Another third reported wholly negative experiences such as, “The worst experience of my life […] affected every aspect of my health and wellbeing.” The therapeutic benefits certainly did not outweigh the costs for those who described the overall experience of taking antipsychotics as “The ruin of my life” or said they were “Helpful to a point but […] robbed me of everything I value in myself as a person.”
The claim that the benefits of antipsychotic medications conclusively outweigh the adverse effects just is not true for some people. It is true for others, and for some people it is true in the short-term and later stops being true.
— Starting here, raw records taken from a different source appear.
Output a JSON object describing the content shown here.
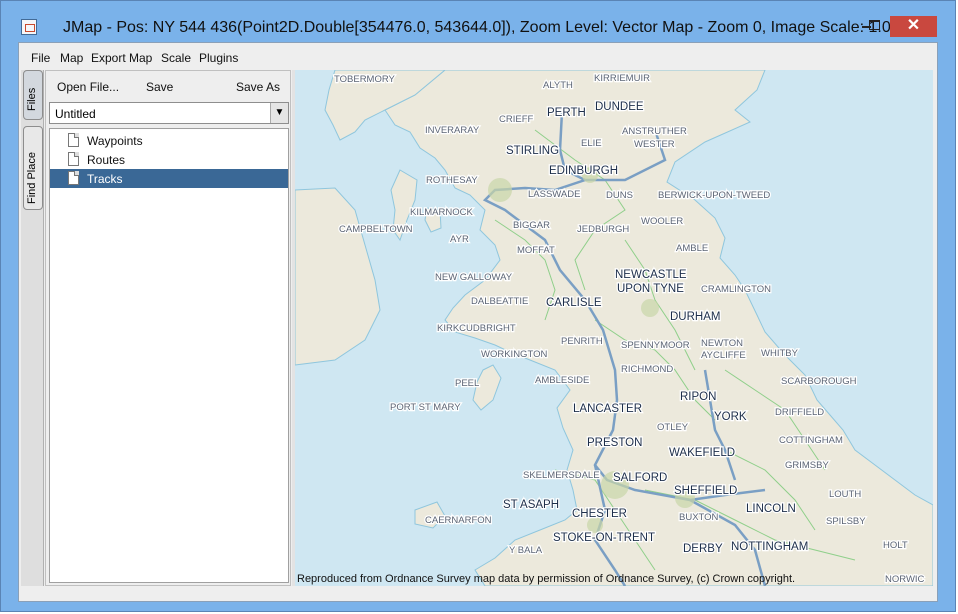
{
  "window": {
    "title": "JMap - Pos: NY 544 436(Point2D.Double[354476.0, 543644.0]), Zoom Level: Vector Map - Zoom 0, Image Scale: 1.0",
    "close_glyph": "✕"
  },
  "menu": {
    "items": [
      {
        "label": "File"
      },
      {
        "label": "Map"
      },
      {
        "label": "Export Map"
      },
      {
        "label": "Scale"
      },
      {
        "label": "Plugins"
      }
    ]
  },
  "side_tabs": {
    "files": "Files",
    "find_place": "Find Place"
  },
  "files_panel": {
    "open_label": "Open File...",
    "save_label": "Save",
    "save_as_label": "Save As",
    "dropdown_value": "Untitled",
    "tree": [
      {
        "label": "Waypoints",
        "selected": false
      },
      {
        "label": "Routes",
        "selected": false
      },
      {
        "label": "Tracks",
        "selected": true
      }
    ]
  },
  "map": {
    "copyright": "Reproduced from Ordnance Survey map data by permission of Ordnance Survey, (c) Crown copyright.",
    "sea_color": "#cfe7f2",
    "land_color": "#ece9dc",
    "water_line_color": "#8fc6dd",
    "road_color": "#7a9fc4",
    "minor_road_color": "#8fcf8a",
    "places": [
      {
        "name": "TOBERMORY",
        "major": false
      },
      {
        "name": "ALYTH",
        "major": false
      },
      {
        "name": "KIRRIEMUIR",
        "major": false
      },
      {
        "name": "PERTH",
        "major": true
      },
      {
        "name": "DUNDEE",
        "major": true
      },
      {
        "name": "INVERARAY",
        "major": false
      },
      {
        "name": "CRIEFF",
        "major": false
      },
      {
        "name": "ANSTRUTHER",
        "major": false
      },
      {
        "name": "WESTER",
        "major": false
      },
      {
        "name": "STIRLING",
        "major": true
      },
      {
        "name": "ELIE",
        "major": false
      },
      {
        "name": "EDINBURGH",
        "major": true
      },
      {
        "name": "ROTHESAY",
        "major": false
      },
      {
        "name": "LASSWADE",
        "major": false
      },
      {
        "name": "DUNS",
        "major": false
      },
      {
        "name": "BERWICK-UPON-TWEED",
        "major": false
      },
      {
        "name": "KILMARNOCK",
        "major": false
      },
      {
        "name": "BIGGAR",
        "major": false
      },
      {
        "name": "WOOLER",
        "major": false
      },
      {
        "name": "CAMPBELTOWN",
        "major": false
      },
      {
        "name": "AYR",
        "major": false
      },
      {
        "name": "JEDBURGH",
        "major": false
      },
      {
        "name": "MOFFAT",
        "major": false
      },
      {
        "name": "AMBLE",
        "major": false
      },
      {
        "name": "NEW GALLOWAY",
        "major": false
      },
      {
        "name": "NEWCASTLE",
        "major": true
      },
      {
        "name": "UPON TYNE",
        "major": true
      },
      {
        "name": "CRAMLINGTON",
        "major": false
      },
      {
        "name": "DALBEATTIE",
        "major": false
      },
      {
        "name": "CARLISLE",
        "major": true
      },
      {
        "name": "DURHAM",
        "major": true
      },
      {
        "name": "KIRKCUDBRIGHT",
        "major": false
      },
      {
        "name": "PENRITH",
        "major": false
      },
      {
        "name": "SPENNYMOOR",
        "major": false
      },
      {
        "name": "NEWTON",
        "major": false
      },
      {
        "name": "AYCLIFFE",
        "major": false
      },
      {
        "name": "WORKINGTON",
        "major": false
      },
      {
        "name": "WHITBY",
        "major": false
      },
      {
        "name": "RICHMOND",
        "major": false
      },
      {
        "name": "PEEL",
        "major": false
      },
      {
        "name": "AMBLESIDE",
        "major": false
      },
      {
        "name": "SCARBOROUGH",
        "major": false
      },
      {
        "name": "RIPON",
        "major": true
      },
      {
        "name": "PORT ST MARY",
        "major": false
      },
      {
        "name": "LANCASTER",
        "major": true
      },
      {
        "name": "YORK",
        "major": true
      },
      {
        "name": "DRIFFIELD",
        "major": false
      },
      {
        "name": "OTLEY",
        "major": false
      },
      {
        "name": "PRESTON",
        "major": true
      },
      {
        "name": "COTTINGHAM",
        "major": false
      },
      {
        "name": "WAKEFIELD",
        "major": true
      },
      {
        "name": "GRIMSBY",
        "major": false
      },
      {
        "name": "SKELMERSDALE",
        "major": false
      },
      {
        "name": "SALFORD",
        "major": true
      },
      {
        "name": "SHEFFIELD",
        "major": true
      },
      {
        "name": "LOUTH",
        "major": false
      },
      {
        "name": "ST ASAPH",
        "major": true
      },
      {
        "name": "LINCOLN",
        "major": true
      },
      {
        "name": "CAERNARFON",
        "major": false
      },
      {
        "name": "CHESTER",
        "major": true
      },
      {
        "name": "BUXTON",
        "major": false
      },
      {
        "name": "SPILSBY",
        "major": false
      },
      {
        "name": "STOKE-ON-TRENT",
        "major": true
      },
      {
        "name": "Y BALA",
        "major": false
      },
      {
        "name": "DERBY",
        "major": true
      },
      {
        "name": "NOTTINGHAM",
        "major": true
      },
      {
        "name": "HOLT",
        "major": false
      },
      {
        "name": "NORWIC",
        "major": false
      }
    ]
  }
}
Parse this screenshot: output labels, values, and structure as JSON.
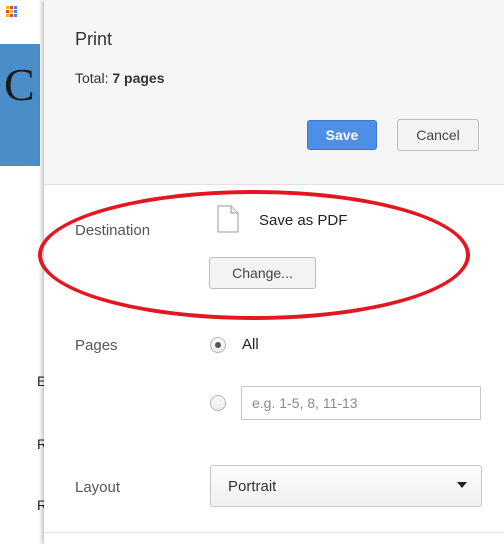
{
  "background": {
    "heading_letter": "C",
    "margin_letters": [
      "E",
      "R",
      "R"
    ]
  },
  "dialog": {
    "title": "Print",
    "total_label": "Total:",
    "total_value": "7 pages",
    "save_label": "Save",
    "cancel_label": "Cancel",
    "destination": {
      "label": "Destination",
      "name": "Save as PDF",
      "change_label": "Change..."
    },
    "pages": {
      "label": "Pages",
      "all_label": "All",
      "all_selected": true,
      "custom_placeholder": "e.g. 1-5, 8, 11-13",
      "custom_value": ""
    },
    "layout": {
      "label": "Layout",
      "value": "Portrait"
    }
  },
  "colors": {
    "save_button": "#4d8ee7",
    "annotation": "#e4161f",
    "banner": "#4a8ec9"
  }
}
I look forward to the day we can stop debating which group of people really exists because they clearly all do. The only way to determine whether the benefits are outweighing the costs is to ask the individual experiencing them, and to keep asking over time. A quantitative meta-analysis cannot give us the answer.
- Goff, Falkai, Fleischhacker, Girgis, Kahn, Uchida, Zao, Lieberman, (2017). The long-term effect of antipsychotic medication on clinical course in schizophrenia. American Journal of Psychiatry, in press. ↩
- Alonso, J., Croudace, T., Brown, J., Gasquet, I., Knapp, M. R. J., Suarez, D., & Novick, D. (2009). Health-Related Quality of Life (HRQL) and Continuous Antipsychotic Treatment: 3-year Results from the Schizophrenia Health Outcomes (SOHO) Study. Value in Health, 12(4), 536-543. doi:10.1111/j.1524-4733.2008.00495.x ↩
- Haro, J. M., Novick, D., Perrin, E., Bertsch, J., & Knapp, M. (2014). Symptomatic remission and patient quality of life in an observational study of schizophrenia: Is there a relationship? Psychiatry Research, 220, 163-169. doi:10.1016/j.psychres.2014.07.034 ↩
- Harrow, M. H., Jobe, T. H., & Faull, R. N. (2012). Do all schizophrenia patients need antipsychotic treatment continuously throughout their lifetime? A 20-year longitudinal study. Psychological Medicine, 42(10), 2145-2155. doi:10.1017/S0033291712000220 ↩
- Landolt, K., Rössler, W., Ajdacic-Gross, V., Derks, E. M., Libiger, J., Kahn, R. S., & Fleischhacker, W. W. (2016). Predictors of discontinuation of antipsychotic medication and subsequent outcomes in the European First Episode Schizophrenia Trial (EUFEST). Schizophrenia Research,in press. doi:10.1016/j.schres.2016.01.046 ↩
- Wils, R. S., Gotfredsen, D. R., Hjorthøj, C., Austin, S. F., Albert, N., Secher, R. G., . . . Nordentoft, M. (2017). Antipsychotic medication and remission of psychotic symptoms 10 years after a first-episode psychosis. Schizophrenia Research, 182, 42-48. doi:10.1016/j.schres.2016.10.030 ↩
- Wunderink, L., Nieboer, R. M., Wiersma, D., Sytema, S., & Nienhuis, F. J. (2013). Recovery in Remitted First-Episode Psychosis at 7 Years of Follow-up of an Early Dose Reduction/ Discontinuation or Maintenance Treatment Strategy: Long-term Follow-up of a 2-Year Randomized Clinical Trial. JAMA Psychiatry, 70(9), 913. doi:10.1001/jamapsychiatry.2013.19 ↩
- Larsen-Barr, M. T. (2016). Experiencing antipsychotic medication: from first prescriptions to attempted discontinuation. New Zealand, The University of Auckland ↩
Mad in America hosts blogs by a diverse group of writers. These posts are designed to serve as a public forum for a discussion—broadly speaking—of psychiatry and its treatments. The opinions expressed are the writers’ own.